Magnet Mania! featuring the Rattlesnake Eggs, Magnetite, & Floating Magnets
Buzzing Stunt Magnets (also known as Rattlesnake Eggs) are two finely polished, high powered, oval shaped magnets. These super strong magnets are a ton of fun and you can do a lot of cool stunts with them. Toss them, spin them, listen to their buzz, have them attract through your hand! Naturally magnetic Magnetite Lodestone Rock attracts to magnets. What better tools to grab their attention!
Now let the Magnet madness commence!
Show the kids a Bell and ask "What is it made of? Wood? Plastic? Metal? Yes it is Metal! Then hold up a tin pan. What is this made of? These are both metals and share many similar properties such as color. Now grab a magnet and show how one can stick to it and the other does not. But Why? Let's explore...
First let's have some fun! Depending on the size of your tin pan (I used 8 x 8 inch pan) I cut white paper with 6 x 6 inch measurements to lay inside. With any color washable paint put a drop of each color and finally drop in the bell. Now with the other hand holding a magnet wand underneath the pan. Don't have a magnet wand? I had to make extras using a magnet hot-glued to a wide tongue depressor. Be sure to tell them that the wand never goes inside the pan, only the bottom. As the two attract through the tin practice some motions as they run the bell through the plate. Go in zigzag, circle, practice shapes, writing name, until desired magnet art is created. Put aside to dry.
Next prep ahead a Water Bottle with about an inch of liquid water poured out and various objects: I used plastic buttons, styrofoam beads, a penny, paperclips, wooden beads. You can add screws/nails, cork, or any household objects. Have them predict what might be pulled by the magnetic force of the magnet. Provide each child with a capped bottle and a magnet or wand. Let them explore the objects that stick to their magnet from the outside of the bottle.
So what stuck? The magnet would have pulled only the paperclips because they are made from one of the three metals that attract to a magnet: steel, stainless steel, or iron. No wonder it wouldn't attract to the foil pan or the penny.
Put a paper clip on the magnet/wand and then try to make a chain with another paper clip touching the first. Continue to see how many paperclips can be chained together! Magnets are capable to make metal objects magnetic, too!
Explore through putting two magnet wands together. What is happening? One way they attract and stick together, the other way they resist or repel each other. A magnet both produces its own magnetic field and responds to magnetic fields. The strength of the magnetic field it produces is at any given point proportional to the magnitude of its magnetic moment.

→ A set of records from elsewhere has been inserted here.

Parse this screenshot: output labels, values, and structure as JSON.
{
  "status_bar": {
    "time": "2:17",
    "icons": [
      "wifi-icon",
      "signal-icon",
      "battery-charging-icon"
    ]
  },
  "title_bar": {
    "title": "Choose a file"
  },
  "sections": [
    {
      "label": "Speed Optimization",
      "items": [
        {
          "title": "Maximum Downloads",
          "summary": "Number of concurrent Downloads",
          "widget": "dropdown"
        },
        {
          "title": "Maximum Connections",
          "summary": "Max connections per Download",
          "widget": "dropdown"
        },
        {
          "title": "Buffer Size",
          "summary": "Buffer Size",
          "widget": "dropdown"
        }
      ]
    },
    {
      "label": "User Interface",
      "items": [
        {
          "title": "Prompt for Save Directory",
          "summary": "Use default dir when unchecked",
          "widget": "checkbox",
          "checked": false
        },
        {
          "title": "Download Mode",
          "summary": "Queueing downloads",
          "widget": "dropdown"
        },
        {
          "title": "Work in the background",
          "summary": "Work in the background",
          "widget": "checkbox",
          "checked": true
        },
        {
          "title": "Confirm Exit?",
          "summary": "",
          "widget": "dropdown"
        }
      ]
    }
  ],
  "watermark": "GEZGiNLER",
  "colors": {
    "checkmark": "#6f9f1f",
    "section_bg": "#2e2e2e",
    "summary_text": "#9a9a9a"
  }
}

Let's explore this more with the floating ring magnets, setup is easy. The basic idea is to make a magnet float by holding it up with the repelling force from another magnet. Magnets can repel each other with enough force. The floating magnet is acheived when the same poles are placed together. The pencil stabilizes the magnets to stay above each other. Continue this pattern of the same magnetic poles. When the opposite (north and south/positive and negative) poles are facing each other the magnets attract.
Finally a good picture book to accompany this class is Magnet Max. Do you have a child that runs for the hills the moment you want to read a book? I don't usually have any that are that recognizable in class, but just in case there is one that will squirm and shout when I am reading giving them something to do has been key during the read aloud. In this class, I bought various Picture Cards with iron filings that they can move around to add "hair" to the image. When I say switch (after reading 2 pages) they have to give the card to someone else. Take the time to show (with a ring magnet or magnet wand) how the iron filings stand up and appear to look like spikes from the back of the card! The ring/wand magnet is much stronger that the tiny magnet provided.

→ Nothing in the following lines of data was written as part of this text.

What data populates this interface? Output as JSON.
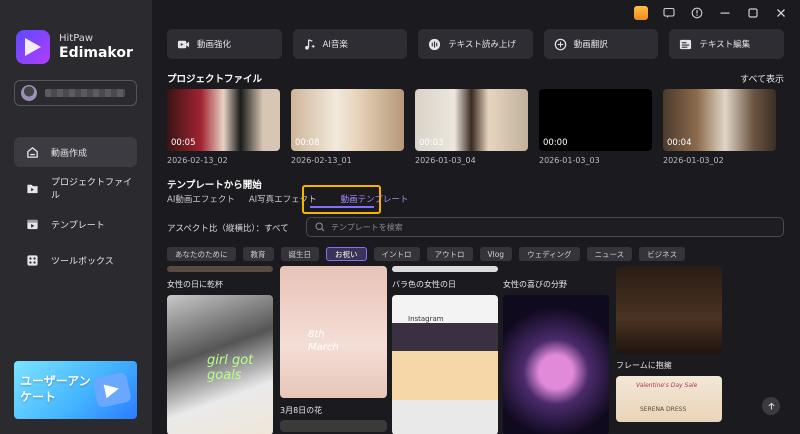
{
  "app": {
    "brand_small": "HitPaw",
    "brand_big": "Edimakor"
  },
  "sidebar": {
    "items": [
      {
        "label": "動画作成",
        "icon": "home-icon",
        "active": true
      },
      {
        "label": "プロジェクトファイル",
        "icon": "folder-icon",
        "active": false
      },
      {
        "label": "テンプレート",
        "icon": "template-icon",
        "active": false
      },
      {
        "label": "ツールボックス",
        "icon": "toolbox-icon",
        "active": false
      }
    ],
    "survey_label": "ユーザーアンケート"
  },
  "tools": [
    {
      "label": "動画強化",
      "icon": "video-enhance-icon"
    },
    {
      "label": "AI音楽",
      "icon": "music-icon"
    },
    {
      "label": "テキスト読み上げ",
      "icon": "tts-icon"
    },
    {
      "label": "動画翻訳",
      "icon": "translate-icon"
    },
    {
      "label": "テキスト編集",
      "icon": "text-edit-icon"
    }
  ],
  "projects": {
    "title": "プロジェクトファイル",
    "see_all": "すべて表示",
    "items": [
      {
        "duration": "00:05",
        "date": "2026-02-13_02"
      },
      {
        "duration": "00:08",
        "date": "2026-02-13_01"
      },
      {
        "duration": "00:03",
        "date": "2026-01-03_04"
      },
      {
        "duration": "00:00",
        "date": "2026-01-03_03"
      },
      {
        "duration": "00:04",
        "date": "2026-01-03_02"
      }
    ]
  },
  "templates": {
    "title": "テンプレートから開始",
    "tabs": [
      "AI動画エフェクト",
      "AI写真エフェクト",
      "動画テンプレート"
    ],
    "aspect_label": "アスペクト比（縦横比）：すべて",
    "search_placeholder": "テンプレートを検索",
    "chips": [
      "あなたのために",
      "教育",
      "誕生日",
      "お祝い",
      "イントロ",
      "アウトロ",
      "Vlog",
      "ウェディング",
      "ニュース",
      "ビジネス"
    ],
    "cards": {
      "c1": "女性の日に乾杯",
      "c2": "3月8日の花",
      "c3": "バラ色の女性の日",
      "c4": "女性の喜びの分野",
      "c5": "フレームに抱擁"
    },
    "card_texts": {
      "girl": "girl got goals",
      "march": "8th March",
      "insta": "Instagram",
      "valentine": "Valentine's Day Sale",
      "serena": "SERENA DRESS"
    }
  },
  "colors": {
    "accent": "#8a6bff",
    "highlight": "#f4b400"
  }
}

This class made learning the basics of magnetic forces so much fun!
Rattlesnake Eggs Magnets, GyroWheels, and NEW Magnetite Lodestone are all available at the Science Shop. Get all 3 plus Color-changing Green Glux Putty in the next Satchel of Science. Any amateur astrophysicist will take an imaginary trip to outerspace to collect real and faux specimens and explore the forces of magnetism! This collection is available in the handstamped drawstring bag from 2/21/20 to 3/20/20. Order yours now. First deliveries occur the first week of March 2020.
Pick up the new Floating Magnets, too in the Science Shop!
For the month of March take a Science Experience Class at these following locations:
DROP-INS are Welcome:
Sylvia's Clubhouse ($5/class admission is BOGO! Use this offer 1 of 3 ways: 2 for 1 Children, 2 for 1 Classes, or 1 Class + a Goodie Bag) Tuesday 3/3 at 11 AM
Littlest Trunk ($5/class) Wednesday 3/11 1:30 PM
Tribe Seminole Heights ($5/class goes directly to community center) Wednesday 3/4, 3/11, 3/25 4:00 PM
Little Explorers ($5/class) Thursday 3/5 3:15 PM